> **DESCRIPTION OF THE TASK**: Every entry below should be written out again exactly.

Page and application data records

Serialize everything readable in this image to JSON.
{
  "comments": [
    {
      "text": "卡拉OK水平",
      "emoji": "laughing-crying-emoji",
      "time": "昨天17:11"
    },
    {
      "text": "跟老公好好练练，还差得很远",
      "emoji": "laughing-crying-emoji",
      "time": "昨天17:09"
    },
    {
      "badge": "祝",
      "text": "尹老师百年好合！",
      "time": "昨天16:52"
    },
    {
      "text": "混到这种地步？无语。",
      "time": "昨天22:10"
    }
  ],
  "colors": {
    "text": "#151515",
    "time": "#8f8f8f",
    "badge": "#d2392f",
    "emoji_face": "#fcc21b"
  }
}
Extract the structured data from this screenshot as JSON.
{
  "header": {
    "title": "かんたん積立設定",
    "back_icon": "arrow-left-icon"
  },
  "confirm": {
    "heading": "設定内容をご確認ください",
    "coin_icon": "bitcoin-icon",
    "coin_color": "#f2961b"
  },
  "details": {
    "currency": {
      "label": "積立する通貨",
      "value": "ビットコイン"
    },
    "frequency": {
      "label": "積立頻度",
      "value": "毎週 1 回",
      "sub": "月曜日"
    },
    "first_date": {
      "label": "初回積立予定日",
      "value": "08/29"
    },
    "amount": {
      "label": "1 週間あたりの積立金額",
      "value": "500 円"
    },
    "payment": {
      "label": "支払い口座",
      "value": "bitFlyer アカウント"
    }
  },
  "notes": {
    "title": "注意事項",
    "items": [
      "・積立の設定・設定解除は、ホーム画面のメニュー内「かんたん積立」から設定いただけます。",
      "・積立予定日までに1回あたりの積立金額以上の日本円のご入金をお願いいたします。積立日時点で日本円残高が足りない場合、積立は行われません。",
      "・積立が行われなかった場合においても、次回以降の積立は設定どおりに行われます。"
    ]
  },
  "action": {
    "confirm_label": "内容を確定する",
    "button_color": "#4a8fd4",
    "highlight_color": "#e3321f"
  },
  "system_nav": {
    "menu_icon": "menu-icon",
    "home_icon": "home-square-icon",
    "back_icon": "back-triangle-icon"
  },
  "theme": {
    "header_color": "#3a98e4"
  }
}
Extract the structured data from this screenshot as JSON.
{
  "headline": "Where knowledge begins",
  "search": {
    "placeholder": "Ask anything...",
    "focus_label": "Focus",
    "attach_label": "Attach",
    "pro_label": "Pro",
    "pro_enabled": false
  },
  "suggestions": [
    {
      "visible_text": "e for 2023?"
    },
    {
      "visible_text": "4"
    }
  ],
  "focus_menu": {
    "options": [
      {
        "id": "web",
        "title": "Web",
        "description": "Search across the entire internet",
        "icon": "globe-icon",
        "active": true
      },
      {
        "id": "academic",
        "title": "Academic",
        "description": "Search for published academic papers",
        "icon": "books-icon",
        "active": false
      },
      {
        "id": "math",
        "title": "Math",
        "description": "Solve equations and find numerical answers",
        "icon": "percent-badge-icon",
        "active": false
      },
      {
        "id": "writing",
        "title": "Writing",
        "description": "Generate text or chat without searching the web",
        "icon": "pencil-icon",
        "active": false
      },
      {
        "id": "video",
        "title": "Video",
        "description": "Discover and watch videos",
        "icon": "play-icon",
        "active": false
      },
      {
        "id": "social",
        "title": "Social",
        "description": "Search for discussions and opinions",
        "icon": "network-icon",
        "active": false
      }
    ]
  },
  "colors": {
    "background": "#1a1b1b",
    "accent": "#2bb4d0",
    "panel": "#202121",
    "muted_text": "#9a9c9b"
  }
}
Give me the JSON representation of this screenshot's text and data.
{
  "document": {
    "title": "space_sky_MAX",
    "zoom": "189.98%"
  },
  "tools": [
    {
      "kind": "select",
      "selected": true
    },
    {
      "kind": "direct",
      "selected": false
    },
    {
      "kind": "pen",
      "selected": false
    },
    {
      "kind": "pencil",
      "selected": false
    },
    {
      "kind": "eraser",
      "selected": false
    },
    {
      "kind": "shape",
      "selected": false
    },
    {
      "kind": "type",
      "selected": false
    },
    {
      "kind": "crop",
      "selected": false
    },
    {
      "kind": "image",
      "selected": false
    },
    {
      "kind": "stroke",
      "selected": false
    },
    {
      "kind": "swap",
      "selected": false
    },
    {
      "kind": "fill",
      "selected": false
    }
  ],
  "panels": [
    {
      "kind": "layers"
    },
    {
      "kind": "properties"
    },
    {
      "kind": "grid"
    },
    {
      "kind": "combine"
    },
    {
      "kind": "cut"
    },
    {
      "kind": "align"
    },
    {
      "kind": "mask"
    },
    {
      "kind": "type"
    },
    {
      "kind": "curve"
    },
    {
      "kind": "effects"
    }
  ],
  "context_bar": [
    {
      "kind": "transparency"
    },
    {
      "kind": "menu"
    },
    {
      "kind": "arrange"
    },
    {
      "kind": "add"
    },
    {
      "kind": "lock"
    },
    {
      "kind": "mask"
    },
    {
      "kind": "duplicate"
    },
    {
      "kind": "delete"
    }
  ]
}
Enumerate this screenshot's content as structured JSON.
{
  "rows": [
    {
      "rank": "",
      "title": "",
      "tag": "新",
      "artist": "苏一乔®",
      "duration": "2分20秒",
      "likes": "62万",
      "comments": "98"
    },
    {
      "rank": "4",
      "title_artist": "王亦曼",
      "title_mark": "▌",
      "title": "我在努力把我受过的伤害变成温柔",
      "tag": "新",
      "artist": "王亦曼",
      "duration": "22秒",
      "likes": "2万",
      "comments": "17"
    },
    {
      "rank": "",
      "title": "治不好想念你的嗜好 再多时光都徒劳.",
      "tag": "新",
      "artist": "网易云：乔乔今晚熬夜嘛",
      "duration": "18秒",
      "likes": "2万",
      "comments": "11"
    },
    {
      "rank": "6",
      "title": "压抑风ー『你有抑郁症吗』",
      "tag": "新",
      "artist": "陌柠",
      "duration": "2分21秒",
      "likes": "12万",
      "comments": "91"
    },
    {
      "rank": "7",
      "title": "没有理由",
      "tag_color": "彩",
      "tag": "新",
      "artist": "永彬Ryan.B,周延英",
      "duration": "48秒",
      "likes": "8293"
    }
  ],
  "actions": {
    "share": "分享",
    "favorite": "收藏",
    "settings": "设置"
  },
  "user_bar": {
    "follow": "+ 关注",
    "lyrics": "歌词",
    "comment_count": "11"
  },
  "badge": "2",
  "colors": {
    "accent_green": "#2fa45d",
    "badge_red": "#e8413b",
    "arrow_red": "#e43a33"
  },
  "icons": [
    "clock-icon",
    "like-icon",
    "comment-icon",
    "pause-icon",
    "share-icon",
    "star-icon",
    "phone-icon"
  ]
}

> **EXERCISE OUTPUT**:
Serialize everything readable in this image to JSON.
{
  "comments": [
    {
      "text": "卡拉OK水平",
      "emoji": "laughing-crying-emoji",
      "time": "昨天17:11"
    },
    {
      "text": "跟老公好好练练，还差得很远",
      "emoji": "laughing-crying-emoji",
      "time": "昨天17:09"
    },
    {
      "badge": "祝",
      "text": "尹老师百年好合！",
      "time": "昨天16:52"
    },
    {
      "text": "混到这种地步？无语。",
      "time": "昨天22:10"
    }
  ],
  "colors": {
    "text": "#151515",
    "time": "#8f8f8f",
    "badge": "#d2392f",
    "emoji_face": "#fcc21b"
  }
}
Extract the structured data from this screenshot as JSON.
{
  "header": {
    "title": "かんたん積立設定",
    "back_icon": "arrow-left-icon"
  },
  "confirm": {
    "heading": "設定内容をご確認ください",
    "coin_icon": "bitcoin-icon",
    "coin_color": "#f2961b"
  },
  "details": {
    "currency": {
      "label": "積立する通貨",
      "value": "ビットコイン"
    },
    "frequency": {
      "label": "積立頻度",
      "value": "毎週 1 回",
      "sub": "月曜日"
    },
    "first_date": {
      "label": "初回積立予定日",
      "value": "08/29"
    },
    "amount": {
      "label": "1 週間あたりの積立金額",
      "value": "500 円"
    },
    "payment": {
      "label": "支払い口座",
      "value": "bitFlyer アカウント"
    }
  },
  "notes": {
    "title": "注意事項",
    "items": [
      "・積立の設定・設定解除は、ホーム画面のメニュー内「かんたん積立」から設定いただけます。",
      "・積立予定日までに1回あたりの積立金額以上の日本円のご入金をお願いいたします。積立日時点で日本円残高が足りない場合、積立は行われません。",
      "・積立が行われなかった場合においても、次回以降の積立は設定どおりに行われます。"
    ]
  },
  "action": {
    "confirm_label": "内容を確定する",
    "button_color": "#4a8fd4",
    "highlight_color": "#e3321f"
  },
  "system_nav": {
    "menu_icon": "menu-icon",
    "home_icon": "home-square-icon",
    "back_icon": "back-triangle-icon"
  },
  "theme": {
    "header_color": "#3a98e4"
  }
}
Extract the structured data from this screenshot as JSON.
{
  "headline": "Where knowledge begins",
  "search": {
    "placeholder": "Ask anything...",
    "focus_label": "Focus",
    "attach_label": "Attach",
    "pro_label": "Pro",
    "pro_enabled": false
  },
  "suggestions": [
    {
      "visible_text": "e for 2023?"
    },
    {
      "visible_text": "4"
    }
  ],
  "focus_menu": {
    "options": [
      {
        "id": "web",
        "title": "Web",
        "description": "Search across the entire internet",
        "icon": "globe-icon",
        "active": true
      },
      {
        "id": "academic",
        "title": "Academic",
        "description": "Search for published academic papers",
        "icon": "books-icon",
        "active": false
      },
      {
        "id": "math",
        "title": "Math",
        "description": "Solve equations and find numerical answers",
        "icon": "percent-badge-icon",
        "active": false
      },
      {
        "id": "writing",
        "title": "Writing",
        "description": "Generate text or chat without searching the web",
        "icon": "pencil-icon",
        "active": false
      },
      {
        "id": "video",
        "title": "Video",
        "description": "Discover and watch videos",
        "icon": "play-icon",
        "active": false
      },
      {
        "id": "social",
        "title": "Social",
        "description": "Search for discussions and opinions",
        "icon": "network-icon",
        "active": false
      }
    ]
  },
  "colors": {
    "background": "#1a1b1b",
    "accent": "#2bb4d0",
    "panel": "#202121",
    "muted_text": "#9a9c9b"
  }
}
Give me the JSON representation of this screenshot's text and data.
{
  "document": {
    "title": "space_sky_MAX",
    "zoom": "189.98%"
  },
  "tools": [
    {
      "kind": "select",
      "selected": true
    },
    {
      "kind": "direct",
      "selected": false
    },
    {
      "kind": "pen",
      "selected": false
    },
    {
      "kind": "pencil",
      "selected": false
    },
    {
      "kind": "eraser",
      "selected": false
    },
    {
      "kind": "shape",
      "selected": false
    },
    {
      "kind": "type",
      "selected": false
    },
    {
      "kind": "crop",
      "selected": false
    },
    {
      "kind": "image",
      "selected": false
    },
    {
      "kind": "stroke",
      "selected": false
    },
    {
      "kind": "swap",
      "selected": false
    },
    {
      "kind": "fill",
      "selected": false
    }
  ],
  "panels": [
    {
      "kind": "layers"
    },
    {
      "kind": "properties"
    },
    {
      "kind": "grid"
    },
    {
      "kind": "combine"
    },
    {
      "kind": "cut"
    },
    {
      "kind": "align"
    },
    {
      "kind": "mask"
    },
    {
      "kind": "type"
    },
    {
      "kind": "curve"
    },
    {
      "kind": "effects"
    }
  ],
  "context_bar": [
    {
      "kind": "transparency"
    },
    {
      "kind": "menu"
    },
    {
      "kind": "arrange"
    },
    {
      "kind": "add"
    },
    {
      "kind": "lock"
    },
    {
      "kind": "mask"
    },
    {
      "kind": "duplicate"
    },
    {
      "kind": "delete"
    }
  ]
}
Enumerate this screenshot's content as structured JSON.
{
  "rows": [
    {
      "rank": "",
      "title": "",
      "tag": "新",
      "artist": "苏一乔®",
      "duration": "2分20秒",
      "likes": "62万",
      "comments": "98"
    },
    {
      "rank": "4",
      "title_artist": "王亦曼",
      "title_mark": "▌",
      "title": "我在努力把我受过的伤害变成温柔",
      "tag": "新",
      "artist": "王亦曼",
      "duration": "22秒",
      "likes": "2万",
      "comments": "17"
    },
    {
      "rank": "",
      "title": "治不好想念你的嗜好 再多时光都徒劳.",
      "tag": "新",
      "artist": "网易云：乔乔今晚熬夜嘛",
      "duration": "18秒",
      "likes": "2万",
      "comments": "11"
    },
    {
      "rank": "6",
      "title": "压抑风ー『你有抑郁症吗』",
      "tag": "新",
      "artist": "陌柠",
      "duration": "2分21秒",
      "likes": "12万",
      "comments": "91"
    },
    {
      "rank": "7",
      "title": "没有理由",
      "tag_color": "彩",
      "tag": "新",
      "artist": "永彬Ryan.B,周延英",
      "duration": "48秒",
      "likes": "8293"
    }
  ],
  "actions": {
    "share": "分享",
    "favorite": "收藏",
    "settings": "设置"
  },
  "user_bar": {
    "follow": "+ 关注",
    "lyrics": "歌词",
    "comment_count": "11"
  },
  "badge": "2",
  "colors": {
    "accent_green": "#2fa45d",
    "badge_red": "#e8413b",
    "arrow_red": "#e43a33"
  },
  "icons": [
    "clock-icon",
    "like-icon",
    "comment-icon",
    "pause-icon",
    "share-icon",
    "star-icon",
    "phone-icon"
  ]
}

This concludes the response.